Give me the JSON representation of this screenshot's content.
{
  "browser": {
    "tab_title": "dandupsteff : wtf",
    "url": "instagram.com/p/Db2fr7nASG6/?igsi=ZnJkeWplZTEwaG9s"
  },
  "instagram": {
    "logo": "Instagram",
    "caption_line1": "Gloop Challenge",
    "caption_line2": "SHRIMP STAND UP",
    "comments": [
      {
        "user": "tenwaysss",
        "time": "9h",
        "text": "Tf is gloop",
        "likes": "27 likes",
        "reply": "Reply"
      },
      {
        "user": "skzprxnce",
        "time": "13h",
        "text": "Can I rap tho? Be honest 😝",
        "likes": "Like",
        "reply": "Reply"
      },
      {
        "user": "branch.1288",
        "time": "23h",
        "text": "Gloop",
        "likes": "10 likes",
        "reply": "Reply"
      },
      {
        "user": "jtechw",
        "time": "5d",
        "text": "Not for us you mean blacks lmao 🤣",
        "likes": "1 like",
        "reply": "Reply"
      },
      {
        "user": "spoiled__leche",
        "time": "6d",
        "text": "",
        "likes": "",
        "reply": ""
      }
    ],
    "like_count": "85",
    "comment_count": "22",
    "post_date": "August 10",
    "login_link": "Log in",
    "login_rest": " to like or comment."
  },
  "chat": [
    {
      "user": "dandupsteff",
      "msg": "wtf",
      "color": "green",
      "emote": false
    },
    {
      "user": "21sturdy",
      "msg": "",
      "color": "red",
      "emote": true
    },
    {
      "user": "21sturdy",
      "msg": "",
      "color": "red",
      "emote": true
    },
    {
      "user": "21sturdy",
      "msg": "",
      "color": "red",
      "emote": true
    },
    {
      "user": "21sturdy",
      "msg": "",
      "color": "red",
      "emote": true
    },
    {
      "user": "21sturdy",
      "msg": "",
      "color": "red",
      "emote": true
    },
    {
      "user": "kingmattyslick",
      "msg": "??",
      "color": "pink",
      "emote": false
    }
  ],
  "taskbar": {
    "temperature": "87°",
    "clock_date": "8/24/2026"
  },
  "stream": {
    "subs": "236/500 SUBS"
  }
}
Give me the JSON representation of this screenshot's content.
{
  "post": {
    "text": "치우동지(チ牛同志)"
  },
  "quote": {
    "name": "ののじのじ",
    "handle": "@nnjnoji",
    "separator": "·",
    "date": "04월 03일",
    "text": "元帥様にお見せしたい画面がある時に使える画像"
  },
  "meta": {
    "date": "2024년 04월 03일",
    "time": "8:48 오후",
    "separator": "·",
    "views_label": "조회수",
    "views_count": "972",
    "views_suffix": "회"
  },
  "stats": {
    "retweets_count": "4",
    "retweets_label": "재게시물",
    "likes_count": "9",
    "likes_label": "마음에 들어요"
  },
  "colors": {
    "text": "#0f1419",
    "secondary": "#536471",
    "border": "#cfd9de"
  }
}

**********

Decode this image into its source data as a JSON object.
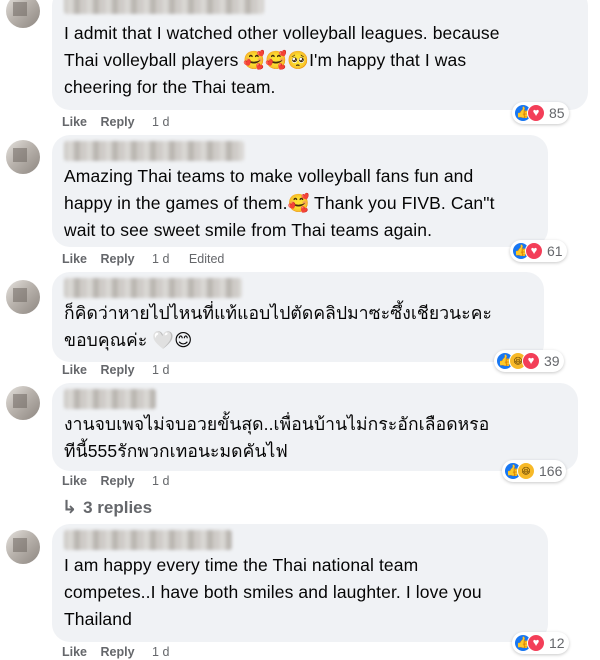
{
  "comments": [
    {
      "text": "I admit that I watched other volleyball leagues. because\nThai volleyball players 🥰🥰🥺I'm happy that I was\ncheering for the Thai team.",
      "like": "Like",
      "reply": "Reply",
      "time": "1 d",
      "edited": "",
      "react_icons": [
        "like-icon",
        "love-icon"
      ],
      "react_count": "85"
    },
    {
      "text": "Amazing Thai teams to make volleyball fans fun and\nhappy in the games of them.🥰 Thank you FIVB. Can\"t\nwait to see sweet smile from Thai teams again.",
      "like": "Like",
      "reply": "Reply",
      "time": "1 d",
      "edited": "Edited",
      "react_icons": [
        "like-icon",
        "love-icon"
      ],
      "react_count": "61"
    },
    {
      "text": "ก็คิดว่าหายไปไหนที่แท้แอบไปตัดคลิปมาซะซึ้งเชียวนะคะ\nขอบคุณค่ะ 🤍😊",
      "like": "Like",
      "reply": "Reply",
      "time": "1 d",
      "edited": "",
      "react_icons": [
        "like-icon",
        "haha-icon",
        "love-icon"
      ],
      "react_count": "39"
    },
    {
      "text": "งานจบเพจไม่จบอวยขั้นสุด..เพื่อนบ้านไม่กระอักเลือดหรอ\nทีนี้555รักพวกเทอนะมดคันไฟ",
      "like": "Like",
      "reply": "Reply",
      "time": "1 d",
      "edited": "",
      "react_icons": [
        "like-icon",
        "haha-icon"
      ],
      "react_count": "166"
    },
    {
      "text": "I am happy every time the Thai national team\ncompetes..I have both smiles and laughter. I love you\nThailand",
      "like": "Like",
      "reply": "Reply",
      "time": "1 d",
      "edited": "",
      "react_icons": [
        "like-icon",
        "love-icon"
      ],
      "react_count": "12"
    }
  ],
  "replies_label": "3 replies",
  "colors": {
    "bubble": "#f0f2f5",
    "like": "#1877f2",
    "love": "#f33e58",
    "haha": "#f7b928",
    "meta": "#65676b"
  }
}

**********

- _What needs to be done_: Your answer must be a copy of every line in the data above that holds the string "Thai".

- _Exercise answer_:
      "text": "I admit that I watched other volleyball leagues. because\nThai volleyball players 🥰🥰🥺I'm happy that I was\ncheering for the Thai team.",
      "text": "Amazing Thai teams to make volleyball fans fun and\nhappy in the games of them.🥰 Thank you FIVB. Can\"t\nwait to see sweet smile from Thai teams again.",
      "text": "I am happy every time the Thai national team\ncompetes..I have both smiles and laughter. I love you\nThailand",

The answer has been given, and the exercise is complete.